Gov. Bill Haslam, who signed the bill into law on Wednesday, told reporters earlier that he did not take a position on the bill sponsored by fellow Republican lawmakers that gave businesses the same contribution abilities as political action committees.
“I know the argument would be if unions and PACs and others give, why can’t corporations give at that same limit?” he said. “I was fine if that happened or didn’t happen, to be honest with you, as long as that limit is in place.”
Under the state’s previous law, most businesses were limited to running PACs funded through voluntary contributions from employees. Limited partnerships were allowed to make donations, but did not make significant contributions to candidates.
An Associated Press analysis of campaign finance records shows that state candidates received about $41 million in donations during the 2009-10 campaign cycle. Individual donors gave $28 million, or 68 percent, while PACs accounted for $9.6 million, or 24 percent. Candidates and businesses both gave less than $2 million, or 4 percent each.
About half of the states allow corporate contributions. Tennessee was among the remaining states that had laws on the books limiting or banning corporate contributions that could conflict with the Supreme Court’s landmark Citizens United ruling last year.
The high court found it was unconstitutional to ban businesses from funding campaign activities by independent groups. But the decision did not overturn the federal ban on direct corporate contributions to candidates, meaning states could keep those prohibitions in place.

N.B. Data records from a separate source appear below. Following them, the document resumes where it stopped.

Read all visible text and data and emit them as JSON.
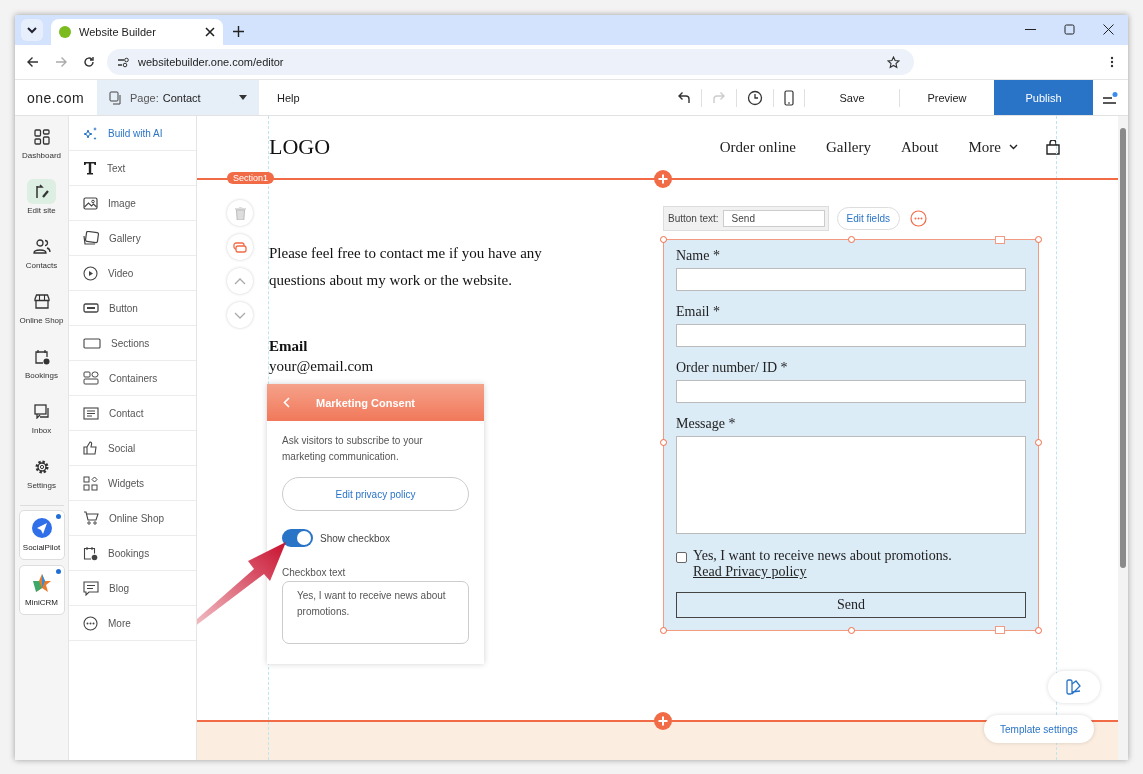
{
  "browser": {
    "tab_title": "Website Builder",
    "url": "websitebuilder.one.com/editor"
  },
  "toolbar": {
    "logo": "one.com",
    "page_label": "Page:",
    "page_name": "Contact",
    "help": "Help",
    "save": "Save",
    "preview": "Preview",
    "publish": "Publish"
  },
  "rail": {
    "items": [
      {
        "label": "Dashboard",
        "selected": false
      },
      {
        "label": "Edit site",
        "selected": true
      },
      {
        "label": "Contacts",
        "selected": false
      },
      {
        "label": "Online Shop",
        "selected": false
      },
      {
        "label": "Bookings",
        "selected": false
      },
      {
        "label": "Inbox",
        "selected": false
      },
      {
        "label": "Settings",
        "selected": false
      }
    ],
    "apps": [
      {
        "label": "SocialPilot",
        "notification": true
      },
      {
        "label": "MiniCRM",
        "notification": true
      }
    ]
  },
  "panel": {
    "items": [
      {
        "label": "Build with AI",
        "kind": "ai"
      },
      {
        "label": "Text",
        "kind": "text"
      },
      {
        "label": "Image",
        "kind": "image"
      },
      {
        "label": "Gallery",
        "kind": "gallery"
      },
      {
        "label": "Video",
        "kind": "video"
      },
      {
        "label": "Button",
        "kind": "button"
      },
      {
        "label": "Sections",
        "kind": "sections"
      },
      {
        "label": "Containers",
        "kind": "containers"
      },
      {
        "label": "Contact",
        "kind": "contact"
      },
      {
        "label": "Social",
        "kind": "social"
      },
      {
        "label": "Widgets",
        "kind": "widgets"
      },
      {
        "label": "Online Shop",
        "kind": "shop"
      },
      {
        "label": "Bookings",
        "kind": "bookings"
      },
      {
        "label": "Blog",
        "kind": "blog"
      },
      {
        "label": "More",
        "kind": "more"
      }
    ]
  },
  "site": {
    "logo": "LOGO",
    "nav": [
      "Order online",
      "Gallery",
      "About"
    ],
    "more": "More",
    "section_label": "Section1",
    "intro": "Please feel free to contact me if you have any questions about my work or the website.",
    "email_heading": "Email",
    "email_value": "your@email.com"
  },
  "form_toolbar": {
    "label": "Button text:",
    "value": "Send",
    "edit_fields": "Edit fields"
  },
  "form": {
    "fields": [
      {
        "label": "Name *",
        "kind": "input"
      },
      {
        "label": "Email *",
        "kind": "input"
      },
      {
        "label": "Order number/ ID *",
        "kind": "input"
      },
      {
        "label": "Message *",
        "kind": "textarea"
      }
    ],
    "consent": {
      "checked": false,
      "text": "Yes, I want to receive news about promotions.",
      "link": "Read Privacy policy"
    },
    "submit": "Send"
  },
  "popup": {
    "title": "Marketing Consent",
    "description": "Ask visitors to subscribe to your marketing communication.",
    "policy_button": "Edit privacy policy",
    "toggle": {
      "label": "Show checkbox",
      "on": true
    },
    "checkbox_text_label": "Checkbox text",
    "checkbox_text_value": "Yes, I want to receive news about promotions."
  },
  "template_settings": "Template settings"
}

While several states have enacted laws to permit independent expenditures, Tennessee is alone among them in allowing direct corporate contributions to candidates, said Jenny Bowser, an elections analyst with the National Conference of State Legislatures.
Fred Wertheimer, president of Washington-based Democracy 21, a group that supports campaign finance reform, said he is troubled by the move to give more political influence to private businesses in Tennessee.

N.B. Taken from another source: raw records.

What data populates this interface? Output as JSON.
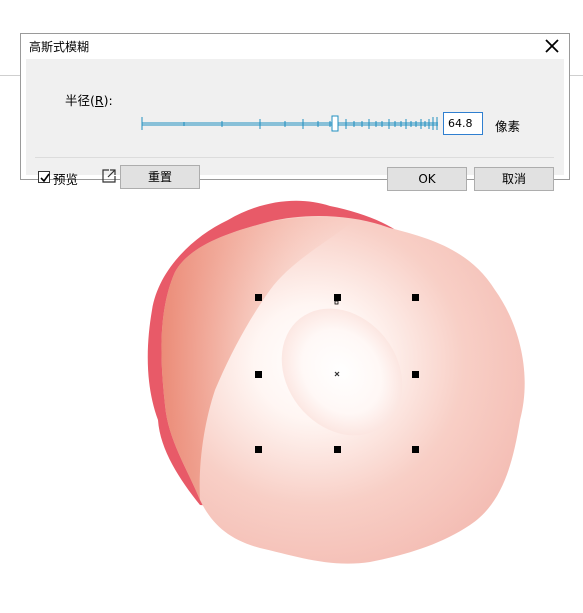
{
  "dialog": {
    "title": "高斯式模糊",
    "radius_label_prefix": "半径",
    "radius_label_key": "R",
    "radius_label_suffix": "):",
    "radius_value": "64.8",
    "radius_unit": "像素",
    "preview_label": "预览",
    "preview_checked": true,
    "reset_label": "重置",
    "ok_label": "OK",
    "cancel_label": "取消"
  },
  "colors": {
    "slider": "#1f8fc0",
    "shape_back": "#e85a68",
    "shape_front_edge": "#e8826a",
    "shape_glow_center": "#ffffff",
    "handle": "#000000"
  }
}
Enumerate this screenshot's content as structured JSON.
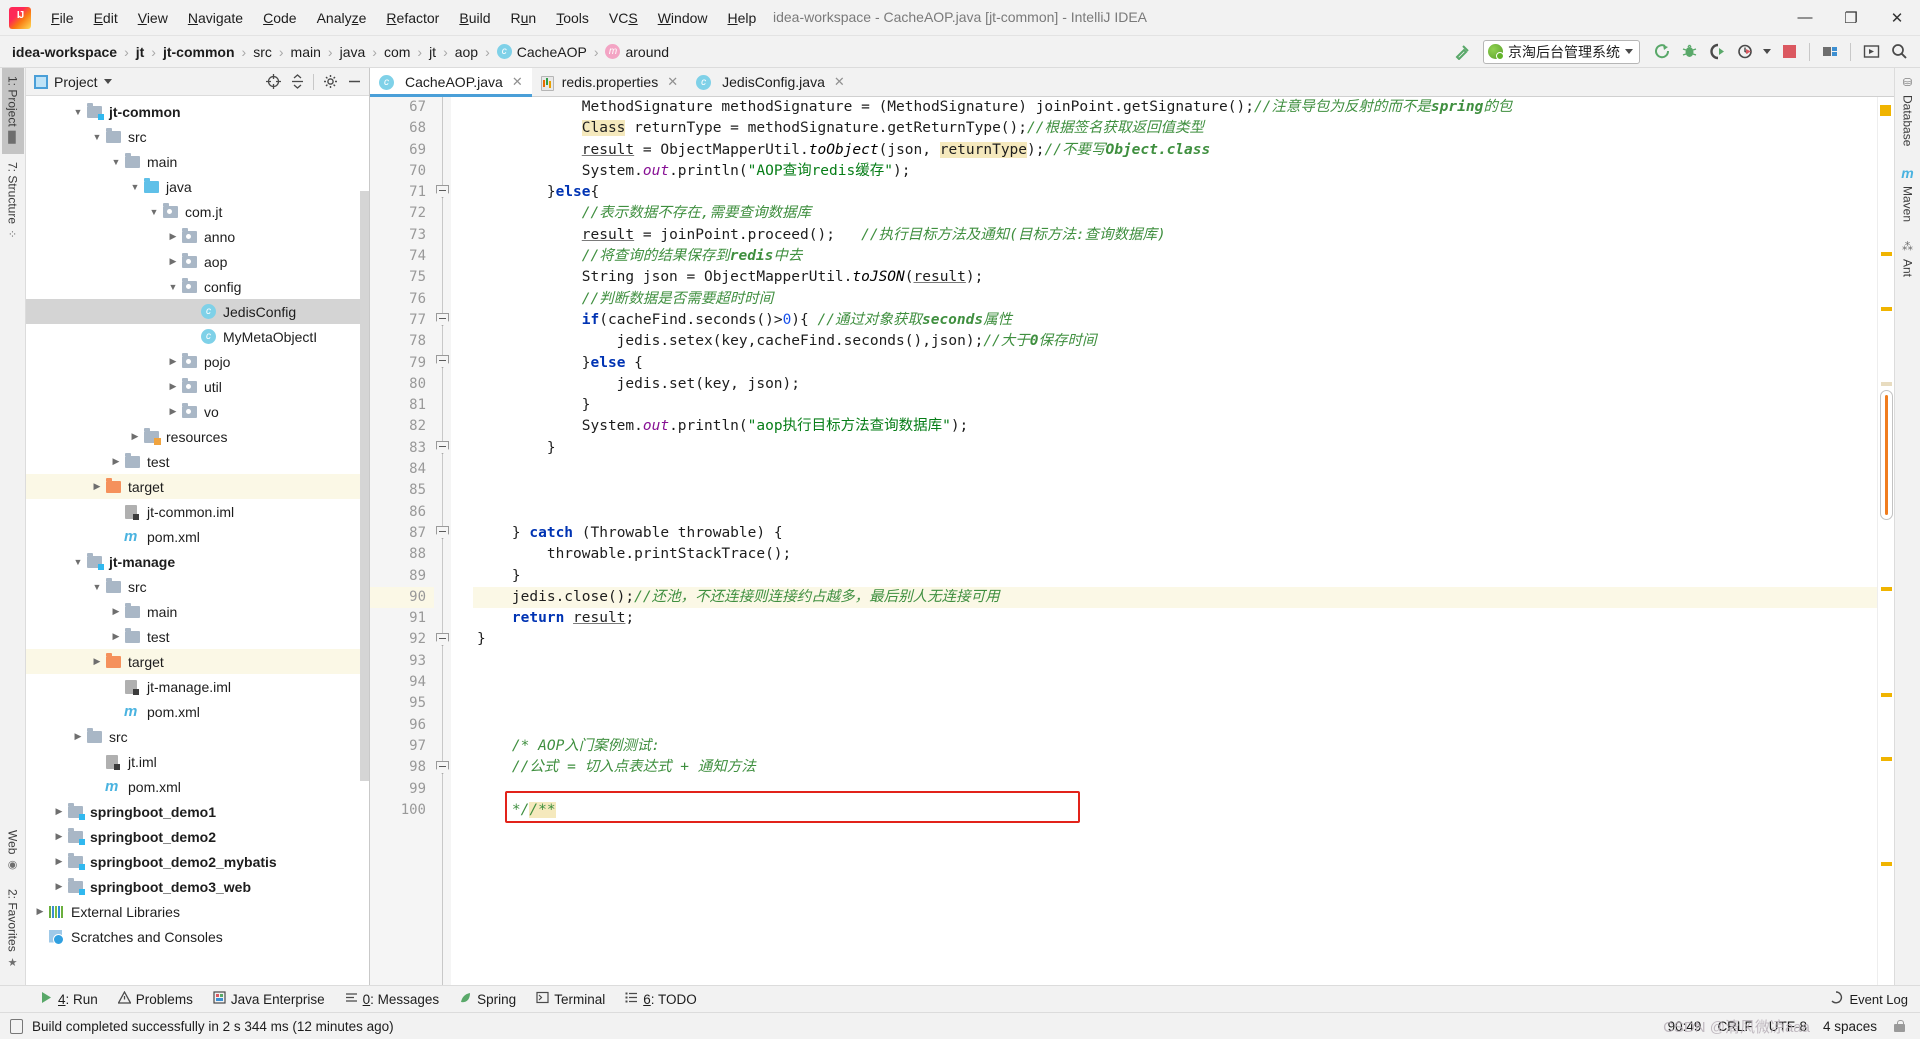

“As a general proposition, corporations should not be using shareholders’ money to pay for campaign contributions,” he said. “There are all kinds of dangers involved in corporate contributions, which is why we ended up with the [federal] corporate ban in 1907 in the first place.”
Republican state Rep. Glen Casada, of Franklin, a main sponsor of the legislation, said he equates campaign cash with free speech.
“It takes money to get information out,” he said. “The more information you can get out to voters, the better they can make their mind up on who they want to support.”
Casada argued that the measure also puts the corporations under the same rules that apply to labor unions. Wertheimer called it “absurd” to compare the clout of businesses to labor unions.
“If you look at the trillions of dollars in assets that corporations have available in their treasuries, versus the money that labor unions have, that’s just an argument without any validity,” Wertheimer said.
Unions accounted for just 5 percent of all campaign contributions during the 2007-08 campaign cycle in Tennessee, according to an analysis by the National Institute on Money in State Politics.
House Democratic Caucus Leader Mike Turner, of Nashville, said the corporate contributions law taken in concert with other GOP-led efforts to curb the influence of teachers and trial lawyers illustrate Republicans aims to deprive Democrats of their financial base.
“It’s a concerted effort to de-fund the Democrats,” Turner said. “I think they’re trying to be a one-party state.”